(x^{0},x^{1},x^{2},x^{3}) <=> x^{0}e_{0}_{p} + x^{1}e_{1}_{p} + x^{2}e_{2}_{p} + x^{3}e_{3}_{p}
Where e_{μ} = ∂/∂x^{μ} = ∂_{μ}
 
_{ }  1 
e_{0} =  0  etc. _{ }
_{ }  0 
_{ }  0 
 
A distance between 2 events in Minkowski spacetime as
defined by the invariant interval (ct)^{2}  x^{2}, is the same
in any orthonormal spacetime basis. Proof:
t
 (t=5,x=3) ≡ (t'=4,x'=0)
_{ } /
_{ } /S
_{ } /
e_{t} ^ _{ }^e_{t'}
/ e_{x}
> x
\ e_{x'}
v
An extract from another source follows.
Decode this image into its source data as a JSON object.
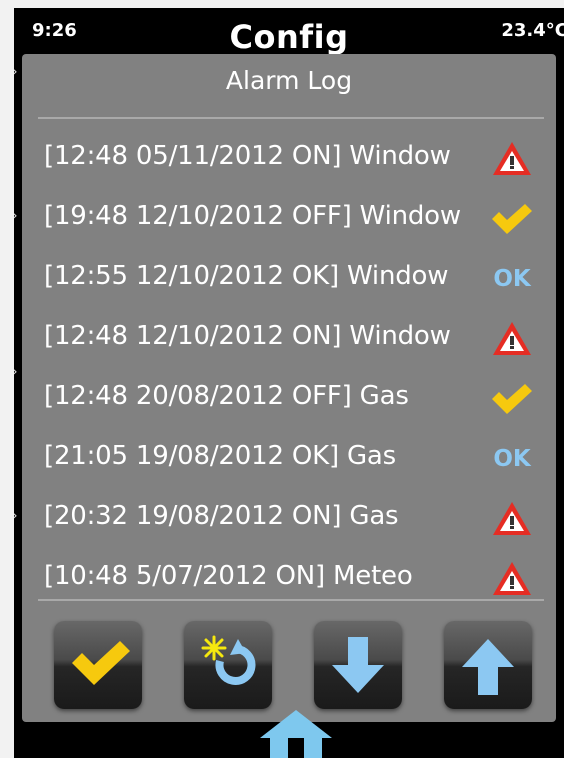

(t,x) basis:
S^{2} = (ct)^{2}  x^{2}
= 5^{2}  3^{2}
= 16
(t',x') basis:
S = 4e_{t'} + 0e_{x'}
S^{2} = (ct)^{2}  x^{2}
= 4^{2}  0^{2}
= 16
In the MCRF:
U = ce_{ω} + 0e_{R} (since U.U = c^{2})
U is always along the worldline, parallel to e_{ω} and
e_{R} = 0. Therefore, the observer in each of the MCRFs
thinks they are stationary in space (i.e. their spatial
velocity is 0).
Now, A.U = 0 implies that:
A = 0e_{ω} + a^{R}e_{R}
The observer in each of the series of instantaneous f
rames has a purely spatial acceleration of a^{R}. If this
is the constant proper acceleration, α, then, A = αe_{R}.
For the observer in the stationary (not MCRF) reference
frame the time and space component will both change.
Therefore,
A = a^{T}e_{T} + a^{X}e_{X}
Because the dot product of 4vectors is invariant regardless
of the reference frame, the observer in the stationary
reference frame will see the same acceleration as the
observer in the instantaneous frame. Therefore,
A = a^{T}e_{T} + αe_{X}
and,
A.A = (a^{T})^{2}e_{t}^{2} + α^{2}e_{x}^{2} = α^{2}
Acceleration = Rate of Change of Rapidity

Proof that the proper acceleration is the rate of change
of the rapidity with respect to the proper time can be
obtained by using the chain rule.
dw/dt = (dw/dξ)(dξ/dτ)(dτ/dt)
∴ α = (dw/dξ)(dξ/dτ)(1/γ)
Now, w = csinhξ ∴ dw/dξ = ccoshξ = cγ
∴ α = cγ(dξ/dτ)(1/γ)
= cdξ/dτ
Now, ξ = ατ/c
∴ dξ/dτ = α/c
So,
α = cdξ/dτ = α Q.E.D